Content starts

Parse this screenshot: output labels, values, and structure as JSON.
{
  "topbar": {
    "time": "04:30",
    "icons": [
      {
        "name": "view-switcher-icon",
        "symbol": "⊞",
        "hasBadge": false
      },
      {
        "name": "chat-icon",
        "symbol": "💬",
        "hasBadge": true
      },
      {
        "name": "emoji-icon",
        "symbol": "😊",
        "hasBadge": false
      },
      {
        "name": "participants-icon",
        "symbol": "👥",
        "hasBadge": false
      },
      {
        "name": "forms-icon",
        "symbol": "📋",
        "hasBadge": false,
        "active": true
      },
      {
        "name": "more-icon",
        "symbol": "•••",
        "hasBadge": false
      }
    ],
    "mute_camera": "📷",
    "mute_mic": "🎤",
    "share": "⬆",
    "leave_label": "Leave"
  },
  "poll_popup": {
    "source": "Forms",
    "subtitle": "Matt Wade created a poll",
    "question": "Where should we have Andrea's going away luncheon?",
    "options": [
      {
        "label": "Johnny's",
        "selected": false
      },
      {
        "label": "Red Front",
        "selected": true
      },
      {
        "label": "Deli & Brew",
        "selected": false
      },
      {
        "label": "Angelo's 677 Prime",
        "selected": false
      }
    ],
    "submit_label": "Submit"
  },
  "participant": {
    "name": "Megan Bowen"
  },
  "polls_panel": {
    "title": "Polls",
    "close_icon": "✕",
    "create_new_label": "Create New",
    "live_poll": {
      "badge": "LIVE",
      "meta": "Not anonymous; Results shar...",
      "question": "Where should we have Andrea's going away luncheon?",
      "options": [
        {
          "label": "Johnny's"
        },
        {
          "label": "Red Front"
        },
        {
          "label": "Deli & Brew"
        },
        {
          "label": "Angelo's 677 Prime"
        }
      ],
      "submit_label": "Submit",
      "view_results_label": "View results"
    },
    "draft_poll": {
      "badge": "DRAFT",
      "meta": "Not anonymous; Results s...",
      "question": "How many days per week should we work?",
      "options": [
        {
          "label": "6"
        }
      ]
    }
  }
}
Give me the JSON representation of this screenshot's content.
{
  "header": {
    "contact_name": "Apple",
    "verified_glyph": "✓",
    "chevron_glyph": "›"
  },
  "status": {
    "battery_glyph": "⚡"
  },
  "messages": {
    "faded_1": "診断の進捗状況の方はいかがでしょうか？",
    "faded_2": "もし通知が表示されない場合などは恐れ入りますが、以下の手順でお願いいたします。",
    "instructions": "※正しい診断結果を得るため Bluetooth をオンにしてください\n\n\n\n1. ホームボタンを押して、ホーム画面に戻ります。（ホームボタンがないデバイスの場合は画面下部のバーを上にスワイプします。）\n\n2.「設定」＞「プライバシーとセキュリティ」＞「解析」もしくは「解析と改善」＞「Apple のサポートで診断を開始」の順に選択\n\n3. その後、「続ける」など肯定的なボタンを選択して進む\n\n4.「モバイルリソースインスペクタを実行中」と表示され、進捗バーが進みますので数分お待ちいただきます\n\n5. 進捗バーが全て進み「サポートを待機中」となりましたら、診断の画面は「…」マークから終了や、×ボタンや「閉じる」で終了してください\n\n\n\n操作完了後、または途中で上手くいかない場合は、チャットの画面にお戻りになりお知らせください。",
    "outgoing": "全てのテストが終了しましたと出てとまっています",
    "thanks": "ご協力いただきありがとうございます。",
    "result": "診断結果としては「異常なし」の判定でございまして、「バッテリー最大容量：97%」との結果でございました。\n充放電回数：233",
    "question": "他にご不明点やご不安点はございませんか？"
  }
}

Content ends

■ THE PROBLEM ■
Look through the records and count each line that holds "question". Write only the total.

■ RESULT FOR THIS EXERCISE ■
4